Check every line of the data below for "selected". Copy each one that has it.

(Source data begins)

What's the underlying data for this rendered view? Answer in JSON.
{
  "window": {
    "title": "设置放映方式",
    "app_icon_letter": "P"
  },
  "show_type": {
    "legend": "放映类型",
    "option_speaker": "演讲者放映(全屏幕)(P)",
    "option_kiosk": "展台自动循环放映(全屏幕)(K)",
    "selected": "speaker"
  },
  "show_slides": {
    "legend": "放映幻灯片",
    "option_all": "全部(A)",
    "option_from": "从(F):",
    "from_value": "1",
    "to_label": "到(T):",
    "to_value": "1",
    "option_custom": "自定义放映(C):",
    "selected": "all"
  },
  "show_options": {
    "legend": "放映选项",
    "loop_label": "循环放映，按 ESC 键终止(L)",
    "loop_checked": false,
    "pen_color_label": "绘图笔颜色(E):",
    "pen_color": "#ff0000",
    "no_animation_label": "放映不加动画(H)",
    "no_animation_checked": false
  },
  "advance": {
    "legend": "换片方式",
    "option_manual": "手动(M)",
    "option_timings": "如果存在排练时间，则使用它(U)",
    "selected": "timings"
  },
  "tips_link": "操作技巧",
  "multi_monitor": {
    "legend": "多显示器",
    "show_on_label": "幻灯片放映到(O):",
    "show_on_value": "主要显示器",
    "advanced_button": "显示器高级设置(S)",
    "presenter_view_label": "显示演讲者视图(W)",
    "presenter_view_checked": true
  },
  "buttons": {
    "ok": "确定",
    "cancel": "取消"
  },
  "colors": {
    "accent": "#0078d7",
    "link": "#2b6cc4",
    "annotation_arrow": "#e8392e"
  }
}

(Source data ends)

Solution below
    "selected": "speaker"
    "selected": "all"
    "selected": "timings"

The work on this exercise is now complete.